> Exercise objective
Find every line containing the string "Administration" in the data below, and report how many there are, with no other words.

BEGIN

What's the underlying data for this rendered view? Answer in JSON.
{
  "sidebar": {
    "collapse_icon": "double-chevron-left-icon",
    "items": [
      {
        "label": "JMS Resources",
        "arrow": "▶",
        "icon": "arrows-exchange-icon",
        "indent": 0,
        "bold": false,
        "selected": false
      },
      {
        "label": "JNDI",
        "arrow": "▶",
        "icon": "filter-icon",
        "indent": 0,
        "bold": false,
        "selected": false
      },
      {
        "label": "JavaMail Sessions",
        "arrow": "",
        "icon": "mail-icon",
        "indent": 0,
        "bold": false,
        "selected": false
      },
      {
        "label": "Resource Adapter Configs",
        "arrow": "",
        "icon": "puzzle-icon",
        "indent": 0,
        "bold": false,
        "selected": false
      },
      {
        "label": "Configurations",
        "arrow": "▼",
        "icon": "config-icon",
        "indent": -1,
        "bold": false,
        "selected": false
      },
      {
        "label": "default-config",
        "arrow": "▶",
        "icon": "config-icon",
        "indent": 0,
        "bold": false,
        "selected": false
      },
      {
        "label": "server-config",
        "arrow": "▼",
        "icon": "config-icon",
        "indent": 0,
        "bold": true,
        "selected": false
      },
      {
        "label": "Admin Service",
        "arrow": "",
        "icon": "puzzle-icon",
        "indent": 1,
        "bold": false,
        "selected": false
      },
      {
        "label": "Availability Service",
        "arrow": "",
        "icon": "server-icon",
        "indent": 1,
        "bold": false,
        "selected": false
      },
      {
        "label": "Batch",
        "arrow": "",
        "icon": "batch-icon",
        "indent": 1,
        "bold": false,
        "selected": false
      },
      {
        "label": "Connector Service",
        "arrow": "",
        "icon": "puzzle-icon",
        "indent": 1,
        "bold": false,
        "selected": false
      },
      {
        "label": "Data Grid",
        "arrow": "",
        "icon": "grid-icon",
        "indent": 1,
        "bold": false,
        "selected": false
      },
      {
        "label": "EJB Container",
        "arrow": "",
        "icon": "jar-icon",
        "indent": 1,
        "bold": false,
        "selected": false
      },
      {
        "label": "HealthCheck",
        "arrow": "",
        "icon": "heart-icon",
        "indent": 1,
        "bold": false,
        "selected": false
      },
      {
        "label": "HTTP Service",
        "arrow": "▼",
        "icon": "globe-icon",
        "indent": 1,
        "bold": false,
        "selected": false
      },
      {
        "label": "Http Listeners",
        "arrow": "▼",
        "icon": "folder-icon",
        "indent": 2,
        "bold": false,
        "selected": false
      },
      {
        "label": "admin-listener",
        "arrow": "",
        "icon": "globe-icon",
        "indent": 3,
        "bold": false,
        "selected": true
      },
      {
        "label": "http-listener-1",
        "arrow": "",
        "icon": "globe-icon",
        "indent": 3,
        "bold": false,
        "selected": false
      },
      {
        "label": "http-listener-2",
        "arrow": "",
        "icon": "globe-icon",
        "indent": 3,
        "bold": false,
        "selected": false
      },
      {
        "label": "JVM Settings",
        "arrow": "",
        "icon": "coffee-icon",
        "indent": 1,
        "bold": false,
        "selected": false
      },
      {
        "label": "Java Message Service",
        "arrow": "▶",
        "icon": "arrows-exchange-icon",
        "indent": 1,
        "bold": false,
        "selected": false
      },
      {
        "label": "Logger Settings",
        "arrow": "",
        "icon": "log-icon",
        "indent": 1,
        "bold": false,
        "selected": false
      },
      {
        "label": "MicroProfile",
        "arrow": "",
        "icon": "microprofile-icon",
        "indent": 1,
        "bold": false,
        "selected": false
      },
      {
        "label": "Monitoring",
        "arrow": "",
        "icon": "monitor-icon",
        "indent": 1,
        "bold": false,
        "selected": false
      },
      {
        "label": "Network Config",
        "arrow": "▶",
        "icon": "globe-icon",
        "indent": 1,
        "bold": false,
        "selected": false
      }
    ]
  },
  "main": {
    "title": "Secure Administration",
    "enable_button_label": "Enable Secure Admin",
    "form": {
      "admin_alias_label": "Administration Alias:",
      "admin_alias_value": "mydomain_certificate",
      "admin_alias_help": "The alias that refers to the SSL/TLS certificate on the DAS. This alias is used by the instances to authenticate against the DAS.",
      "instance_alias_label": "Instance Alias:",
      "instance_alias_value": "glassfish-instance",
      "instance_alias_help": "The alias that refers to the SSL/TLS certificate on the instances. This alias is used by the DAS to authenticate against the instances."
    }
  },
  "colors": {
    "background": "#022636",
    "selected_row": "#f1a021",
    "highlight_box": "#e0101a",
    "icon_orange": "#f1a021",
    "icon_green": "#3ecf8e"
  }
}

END

> Output for this task
2